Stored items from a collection

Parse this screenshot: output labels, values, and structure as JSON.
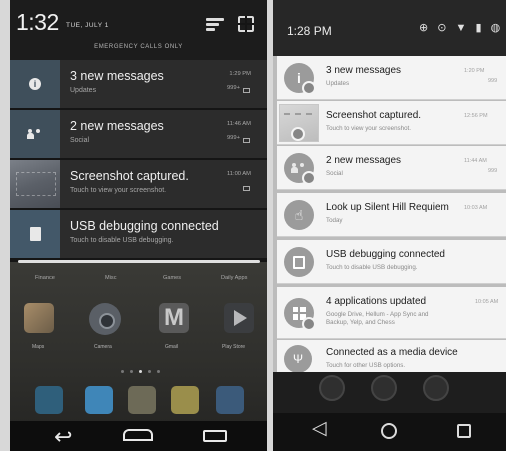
{
  "left": {
    "time": "1:32",
    "date": "TUE, JULY 1",
    "emergency": "EMERGENCY CALLS ONLY",
    "notifications": [
      {
        "title": "3 new messages",
        "subtitle": "Updates",
        "time": "1:29 PM",
        "count": "999+",
        "icon": "info-icon"
      },
      {
        "title": "2 new messages",
        "subtitle": "Social",
        "time": "11:46 AM",
        "count": "999+",
        "icon": "people-icon"
      },
      {
        "title": "Screenshot captured.",
        "subtitle": "Touch to view your screenshot.",
        "time": "11:00 AM",
        "icon": "screenshot-thumbnail"
      },
      {
        "title": "USB debugging connected",
        "subtitle": "Touch to disable USB debugging.",
        "icon": "usb-icon"
      }
    ],
    "folders": [
      "Finance",
      "Misc",
      "Games",
      "Daily Apps"
    ],
    "apps": [
      "Maps",
      "Camera",
      "Gmail",
      "Play Store"
    ],
    "dock_colors": [
      "#2f5f7b",
      "#3f86b8",
      "#6d6a57",
      "#9a8e4b",
      "#3b5a7a"
    ]
  },
  "right": {
    "time": "1:28 PM",
    "status_icons": "⊕ ⊙ ▼ ▮ ◍",
    "notifications": [
      {
        "title": "3 new messages",
        "subtitle": "Updates",
        "time": "1:20 PM",
        "count": "999",
        "icon": "info-icon"
      },
      {
        "title": "Screenshot captured.",
        "subtitle": "Touch to view your screenshot.",
        "time": "12:56 PM",
        "icon": "screenshot-thumbnail"
      },
      {
        "title": "2 new messages",
        "subtitle": "Social",
        "time": "11:44 AM",
        "count": "999",
        "icon": "people-icon"
      },
      {
        "title": "Look up Silent Hill Requiem",
        "subtitle": "Today",
        "time": "10:03 AM",
        "icon": "reminder-icon"
      },
      {
        "title": "USB debugging connected",
        "subtitle": "Touch to disable USB debugging.",
        "icon": "usb-icon"
      },
      {
        "title": "4 applications updated",
        "subtitle": "Google Drive, Hellum - App Sync and",
        "subtitle2": "Backup, Yelp, and Chess",
        "time": "10:05 AM",
        "icon": "apps-updated-icon"
      },
      {
        "title": "Connected as a media device",
        "subtitle": "Touch for other USB options.",
        "icon": "usb-media-icon"
      }
    ]
  }
}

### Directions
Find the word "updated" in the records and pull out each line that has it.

### Answer space
        "title": "4 applications updated",
        "icon": "apps-updated-icon"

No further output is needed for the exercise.